Administrators at UMC did not report Day 1 student numbers, and like other universities, will release a fall census later in September. Still, administrators there are expecting numbers to be slightly lower than last year, which they attribute to a decrease in online students following a record year for enrollments last year. Trends indicate that on-campus students may have increased, and retention of students of color is strong.

Last year UMC’s enrollment was 1,754, with 664 students on-campus and 1,090 online.

“We are thrilled with the energy on campus and we anticipate a strong recruitment year,” said Shawn Smith, interim assistant director of communications at UMC.

At Northland, President Sandy Kiddoo, said the total number of students decreased by 4%. Kiddoo said the decrease can be attributed to a number of factors, including uncertainty over the pandemic. The tight labor market may also be a reason for the decrease, she said, and some students may have gotten jobs.

Between campuses in East Grand Forks and Thief River Falls, student numbers sit at 2,377. Of that, 1,404 students are studying online, though Kiddoo said many students are studying in a hybrid model. The decrease at Northland comes from students studying in-person, while online numbers are up.

The decrease isn’t limited to Northland, Kiddoo said. Comparable schools in the Minnesota State system are also down, as are two-year colleges nationally.

“Some of the urban schools might be up a little bit, but most two-year colleges across the nation are continuing to see enrollment declines,” Kiddoo said.

Administrators at Lake Region say they expect numbers to be on par with what they were last year despite a decrease. As of Aug. 27, 1,362 students were enrolled during the first week there, down from 1,444 in 2020.

However, last year Lake Region’s student numbers hit 1,771 and Erin Wood, director of college relations, said she expects final census numbers to be in the 1,700 range again this year, after students finish enrolling.

“The college has always worked with the motto ‘education any time, any place,’” Wood said. “We mobilize and bring programs where requested and needed.”

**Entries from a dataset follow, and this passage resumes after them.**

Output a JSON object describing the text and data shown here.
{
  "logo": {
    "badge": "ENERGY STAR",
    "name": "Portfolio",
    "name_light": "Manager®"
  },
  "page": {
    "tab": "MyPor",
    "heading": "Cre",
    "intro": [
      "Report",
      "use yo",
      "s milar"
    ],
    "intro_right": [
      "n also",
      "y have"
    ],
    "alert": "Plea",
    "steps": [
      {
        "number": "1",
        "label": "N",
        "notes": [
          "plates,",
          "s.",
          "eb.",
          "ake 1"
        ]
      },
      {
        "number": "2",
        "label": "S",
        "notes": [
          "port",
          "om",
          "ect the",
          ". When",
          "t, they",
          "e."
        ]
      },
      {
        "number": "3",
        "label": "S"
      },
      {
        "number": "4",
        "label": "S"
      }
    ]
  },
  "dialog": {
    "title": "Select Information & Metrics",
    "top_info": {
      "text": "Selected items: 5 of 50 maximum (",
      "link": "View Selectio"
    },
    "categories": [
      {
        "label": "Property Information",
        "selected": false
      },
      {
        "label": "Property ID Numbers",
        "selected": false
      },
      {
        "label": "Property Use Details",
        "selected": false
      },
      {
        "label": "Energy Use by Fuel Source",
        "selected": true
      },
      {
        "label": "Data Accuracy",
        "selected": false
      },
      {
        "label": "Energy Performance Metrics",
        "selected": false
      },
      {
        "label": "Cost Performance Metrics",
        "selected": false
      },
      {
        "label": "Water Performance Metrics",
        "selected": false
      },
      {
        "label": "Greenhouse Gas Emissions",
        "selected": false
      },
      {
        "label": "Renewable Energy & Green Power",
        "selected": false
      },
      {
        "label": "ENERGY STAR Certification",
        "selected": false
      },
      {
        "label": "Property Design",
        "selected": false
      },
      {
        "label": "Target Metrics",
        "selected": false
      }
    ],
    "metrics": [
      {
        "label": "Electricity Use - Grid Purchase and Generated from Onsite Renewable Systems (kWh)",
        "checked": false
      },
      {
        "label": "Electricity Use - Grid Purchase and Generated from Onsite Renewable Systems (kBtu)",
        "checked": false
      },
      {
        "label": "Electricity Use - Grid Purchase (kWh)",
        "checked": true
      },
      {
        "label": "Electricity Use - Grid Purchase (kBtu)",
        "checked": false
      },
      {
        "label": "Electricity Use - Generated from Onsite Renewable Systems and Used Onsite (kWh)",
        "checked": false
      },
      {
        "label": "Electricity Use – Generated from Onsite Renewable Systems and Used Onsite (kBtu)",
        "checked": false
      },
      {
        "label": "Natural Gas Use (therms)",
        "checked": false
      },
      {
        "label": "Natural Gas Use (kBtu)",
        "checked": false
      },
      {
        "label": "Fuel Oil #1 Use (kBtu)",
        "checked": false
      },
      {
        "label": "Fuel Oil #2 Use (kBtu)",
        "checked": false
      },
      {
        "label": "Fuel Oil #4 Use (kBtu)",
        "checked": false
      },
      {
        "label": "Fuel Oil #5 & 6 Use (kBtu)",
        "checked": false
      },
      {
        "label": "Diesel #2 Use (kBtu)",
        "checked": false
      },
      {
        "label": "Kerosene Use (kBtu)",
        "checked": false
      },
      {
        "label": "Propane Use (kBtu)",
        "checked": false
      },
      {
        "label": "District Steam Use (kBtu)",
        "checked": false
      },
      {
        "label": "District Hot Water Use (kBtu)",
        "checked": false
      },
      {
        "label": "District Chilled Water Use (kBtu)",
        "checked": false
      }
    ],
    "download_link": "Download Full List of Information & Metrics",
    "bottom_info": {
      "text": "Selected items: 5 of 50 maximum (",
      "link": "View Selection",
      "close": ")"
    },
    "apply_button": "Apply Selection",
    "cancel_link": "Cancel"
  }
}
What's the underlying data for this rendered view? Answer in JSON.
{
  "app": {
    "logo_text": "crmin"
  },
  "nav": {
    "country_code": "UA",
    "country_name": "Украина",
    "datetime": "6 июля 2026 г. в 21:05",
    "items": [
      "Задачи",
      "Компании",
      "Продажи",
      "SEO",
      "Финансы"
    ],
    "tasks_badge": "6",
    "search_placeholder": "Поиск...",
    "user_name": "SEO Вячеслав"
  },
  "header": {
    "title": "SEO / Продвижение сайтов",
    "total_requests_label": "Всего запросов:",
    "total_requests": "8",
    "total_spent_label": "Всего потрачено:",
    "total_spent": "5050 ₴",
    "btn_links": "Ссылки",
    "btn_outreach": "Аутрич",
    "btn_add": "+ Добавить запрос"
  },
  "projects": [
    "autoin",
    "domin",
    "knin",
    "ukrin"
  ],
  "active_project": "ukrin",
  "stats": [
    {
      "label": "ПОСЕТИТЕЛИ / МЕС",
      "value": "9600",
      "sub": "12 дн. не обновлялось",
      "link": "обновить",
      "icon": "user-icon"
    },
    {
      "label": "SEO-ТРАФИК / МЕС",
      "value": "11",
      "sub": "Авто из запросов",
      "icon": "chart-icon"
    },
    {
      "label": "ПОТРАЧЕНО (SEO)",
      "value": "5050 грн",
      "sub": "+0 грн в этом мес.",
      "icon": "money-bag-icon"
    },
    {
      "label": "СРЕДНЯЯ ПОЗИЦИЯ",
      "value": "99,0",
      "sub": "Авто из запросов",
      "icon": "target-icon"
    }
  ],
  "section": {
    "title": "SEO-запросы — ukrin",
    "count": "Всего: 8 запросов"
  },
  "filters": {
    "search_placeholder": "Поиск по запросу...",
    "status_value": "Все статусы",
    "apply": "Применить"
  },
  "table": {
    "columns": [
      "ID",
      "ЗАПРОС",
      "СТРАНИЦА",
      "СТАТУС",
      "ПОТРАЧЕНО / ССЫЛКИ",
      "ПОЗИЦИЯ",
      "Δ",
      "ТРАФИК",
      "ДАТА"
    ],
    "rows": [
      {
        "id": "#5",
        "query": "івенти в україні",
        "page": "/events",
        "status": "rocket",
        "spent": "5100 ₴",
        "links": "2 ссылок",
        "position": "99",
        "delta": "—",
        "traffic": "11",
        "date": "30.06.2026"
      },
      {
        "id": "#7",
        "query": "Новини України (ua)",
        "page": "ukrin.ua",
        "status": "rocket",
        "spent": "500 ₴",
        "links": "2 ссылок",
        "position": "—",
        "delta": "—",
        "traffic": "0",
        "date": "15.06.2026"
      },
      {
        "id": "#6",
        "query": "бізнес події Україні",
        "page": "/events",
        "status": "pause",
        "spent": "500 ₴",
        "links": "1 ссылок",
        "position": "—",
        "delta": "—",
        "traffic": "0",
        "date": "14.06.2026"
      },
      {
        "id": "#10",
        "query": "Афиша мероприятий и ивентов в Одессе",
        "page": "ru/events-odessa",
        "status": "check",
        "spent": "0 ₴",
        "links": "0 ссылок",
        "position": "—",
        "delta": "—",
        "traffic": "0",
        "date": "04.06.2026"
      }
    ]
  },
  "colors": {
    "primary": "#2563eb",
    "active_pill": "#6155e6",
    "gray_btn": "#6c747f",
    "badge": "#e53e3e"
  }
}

In previous years, Wood said about 500 students were studying on-campus, with the remainder being online students at Grand Forks Air Force Base. The college is also the largest and longest-serving dual credit provider in the state. The college partners with more than 50 high schools to offer students a chance to earn college credit while in high school.